- Salmonella multi-drug resistance (resistance to three or more classes of antibiotics) in human, cattle, and chicken isolates has not changed (~10%) in the last decade, and the numbers of multi-drug resistant Salmonella isolates in retail chicken have gone down (~3%).
- Campylobacter jejuni resistance to the fluoroquinolone ciprofloxacin, the most common antibiotic used to treat human C. jejuni illness, was at its lowest level in retail chicken to date (11%). Campylobacter jejuni causes most human Campylobacter infections.
Still of Concern:
- Multidrug resistance (MDR) in human isolates of a common Salmonella serotype (l 4,,12:i:-) continues to rise.
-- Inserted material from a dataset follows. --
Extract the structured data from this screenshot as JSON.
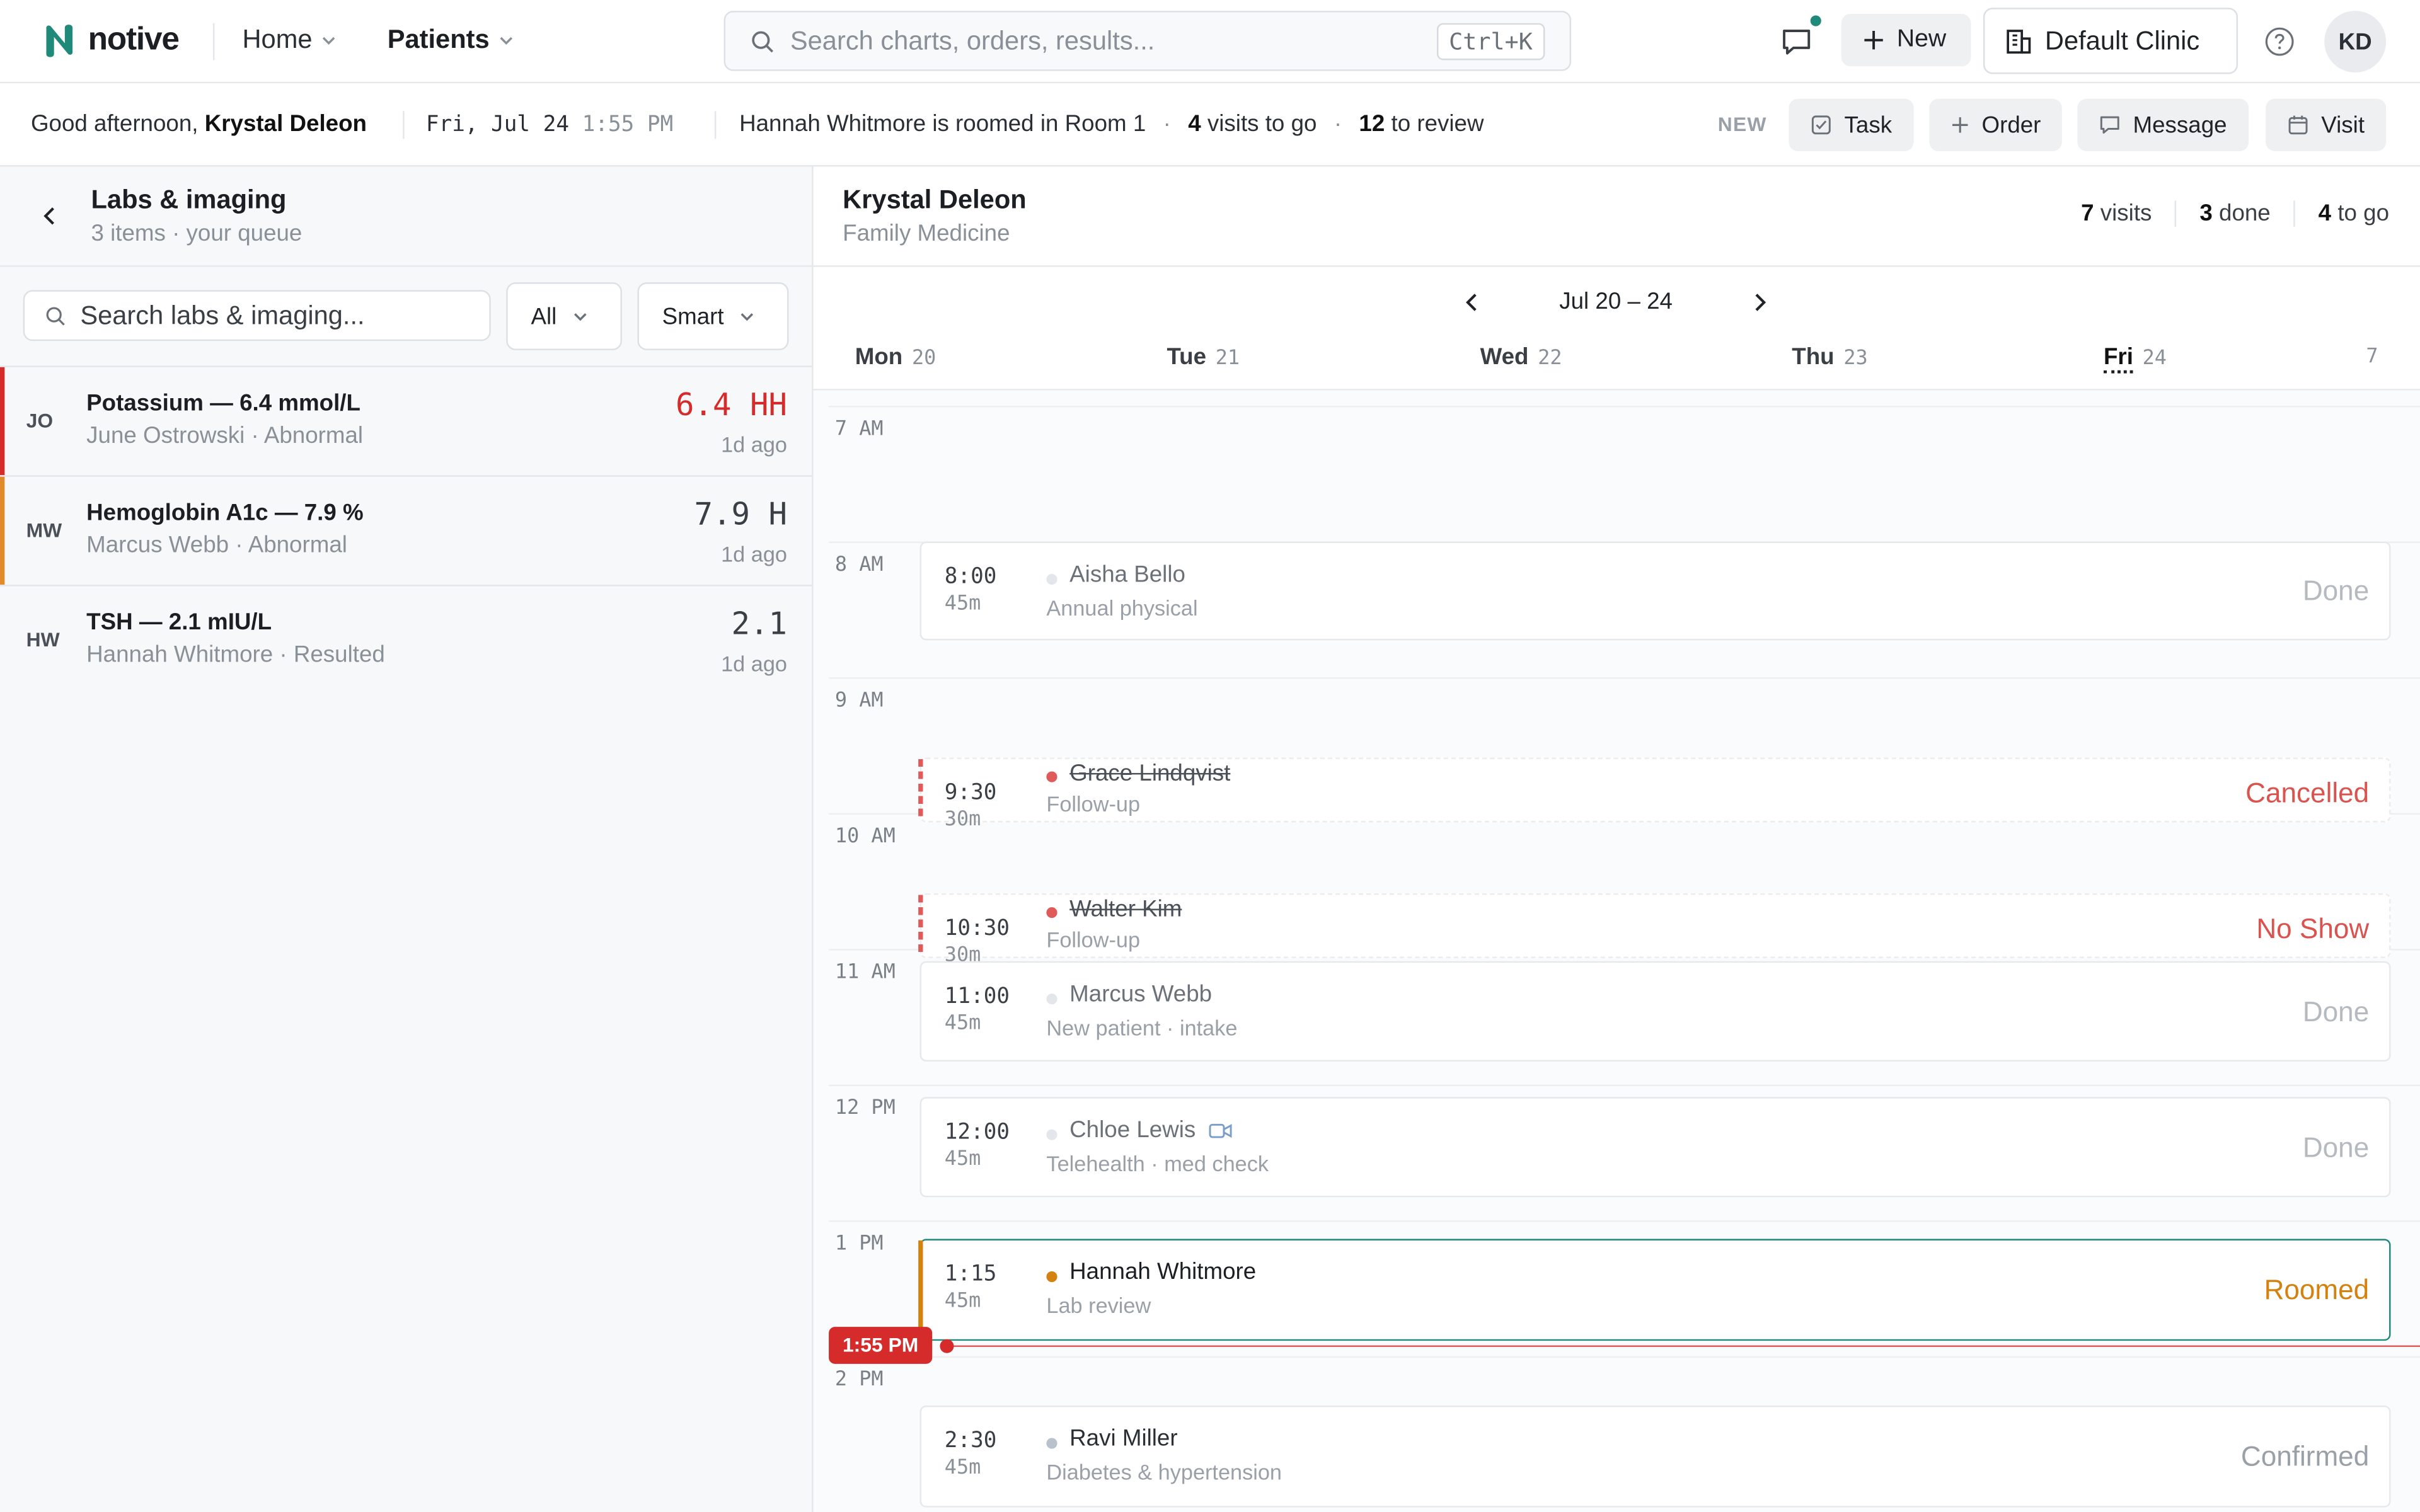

Resistance has more than doubled from 18% in 2011 to 46% in 2013.
- An increase in MDR and ceftriaxone resistance was also observed in Salmonella serotype Dublin isolated from cattle and human sources.
The NARMS Integrated report covers time periods before the FDA's publication in December 2013 of Guidance for Industry #213. The guidance announced a specific strategy for animal drug companies to voluntarily revise the labeling of their medically important antimicrobials used in the feed and water of food-producing animals to withdraw approved production uses and place the remaining therapeutic uses of these products under veterinary oversight. The affected animal drug companies have agreed to implement this strategy by December 2016.